These young girls, and their new recording, signify very little significantly less than a paradigm change in the area of percussion, exactly where ensembles have prolonged been populated virtually solely by guys. In addition, all the audio on Count to Five is by girls composers. Acevedo, talking about the new album on the net, said, “We want to demonstrate the globe that anybody can do this. We’re younger females of color undertaking this and you can much too.”

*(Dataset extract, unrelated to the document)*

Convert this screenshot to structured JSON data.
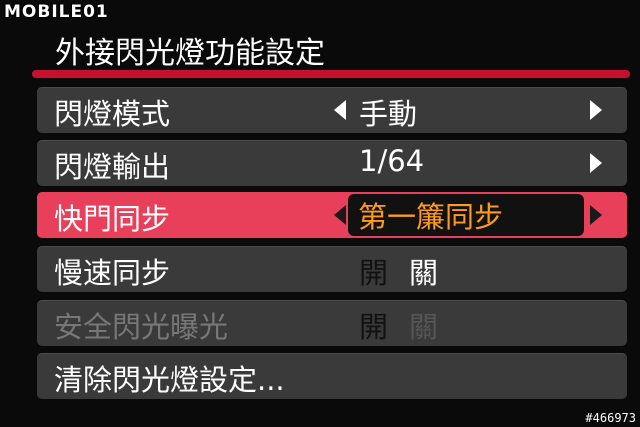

Just about every of the 6 items on the album establishes a distinctive seem planet. On Hammers, Sterling doubles as a flutist, deftly negotiating the jagged rhythms that interlock with various dimensions of drums played by her colleagues. The music is by Allison Loggins-Hull, who comes about to be Sterling’s flute professor at Montclair Point out University.

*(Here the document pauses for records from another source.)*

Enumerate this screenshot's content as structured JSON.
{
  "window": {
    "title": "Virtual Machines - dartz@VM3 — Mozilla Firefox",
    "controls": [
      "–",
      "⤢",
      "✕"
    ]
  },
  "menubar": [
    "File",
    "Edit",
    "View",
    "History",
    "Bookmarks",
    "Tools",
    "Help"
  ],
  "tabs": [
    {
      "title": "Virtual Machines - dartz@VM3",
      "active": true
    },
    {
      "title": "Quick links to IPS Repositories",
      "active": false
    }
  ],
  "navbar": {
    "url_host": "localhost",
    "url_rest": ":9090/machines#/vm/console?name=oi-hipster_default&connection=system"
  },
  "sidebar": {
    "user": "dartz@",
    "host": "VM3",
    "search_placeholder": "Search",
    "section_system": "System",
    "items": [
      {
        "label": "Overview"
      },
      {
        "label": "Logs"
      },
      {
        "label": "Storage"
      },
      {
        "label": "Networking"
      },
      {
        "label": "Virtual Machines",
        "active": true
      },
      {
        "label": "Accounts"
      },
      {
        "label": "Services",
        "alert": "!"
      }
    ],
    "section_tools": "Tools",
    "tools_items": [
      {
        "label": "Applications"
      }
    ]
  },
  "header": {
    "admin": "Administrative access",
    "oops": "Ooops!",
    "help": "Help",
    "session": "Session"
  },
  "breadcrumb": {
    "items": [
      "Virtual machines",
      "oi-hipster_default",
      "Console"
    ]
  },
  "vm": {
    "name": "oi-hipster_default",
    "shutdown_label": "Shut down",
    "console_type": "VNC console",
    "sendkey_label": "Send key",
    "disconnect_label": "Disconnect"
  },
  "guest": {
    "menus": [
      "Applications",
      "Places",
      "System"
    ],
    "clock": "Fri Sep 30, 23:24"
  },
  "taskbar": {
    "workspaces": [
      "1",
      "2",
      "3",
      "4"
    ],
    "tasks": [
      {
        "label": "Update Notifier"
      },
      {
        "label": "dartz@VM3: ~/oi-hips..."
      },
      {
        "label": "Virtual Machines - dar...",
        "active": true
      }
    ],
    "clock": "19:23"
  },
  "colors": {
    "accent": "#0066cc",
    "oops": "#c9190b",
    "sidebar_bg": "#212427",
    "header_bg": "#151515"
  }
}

The album is anchored by Lesley Flanigan’s Hedera, a mesmerizing and astonishingly meditative 20-moment do the job. Recap, on bass drums and tom-toms, lays down a pulsating foundation. In excess of leading, the composer’s voice floats like pastel-colored clouds, rising in density.
Percussion just isn’t only about banging on drums. The album’s title track, by Puerto Rican composer Angélica Negrón, sounds like you’ve got opened up a dusty box of home things — and memories. Participating in cards get shuffled, bubble wrap is squeezed, wine glasses are struck and chairs get dragged throughout the flooring although a harmonica repeats a single note. Memory also performs a component in “Samar’s Tune” by Mary Kouyoumdjian. Her voice — backed by violin, vibraphone and bass drum – pours out in grieving tones to keep in mind the tale of 5-yr-outdated Samar Hassan, whose mom and dad turned civilian casualties right before her eyes through the Iraq War.
Two the latest Pulitzer-successful composers, Ellen Reid and Caroline Shaw, add to Count to 5. Reid’s shimmering Dread / Launch twirls like a kaleidoscope of shiny metal, although Shaw looks back in time with the track “Will There Be Any Stars in My Crown.” She borrows terms from an previous 19th century hymn, one particular that’s also been recorded by the likes of George Jones. But the track assumes a new identity when Recap normally takes to marimbas, backed with delicate colorings of strings, piano and clarinets by the new music ensemble Transit. Shaw retains the aged-world experience, but in this rendition the track feels extra like an incantation than anything to be sung in church.
With this spectacular debut, the users of Recap see on their own as role types for other young ladies fascinated in percussion. And now, they’re all off to college or university — but oddly none are majoring in percussion. Still, for the time being, they simply want to continue on enjoying with each other, strengthening that longstanding bond of tunes amongst close friends.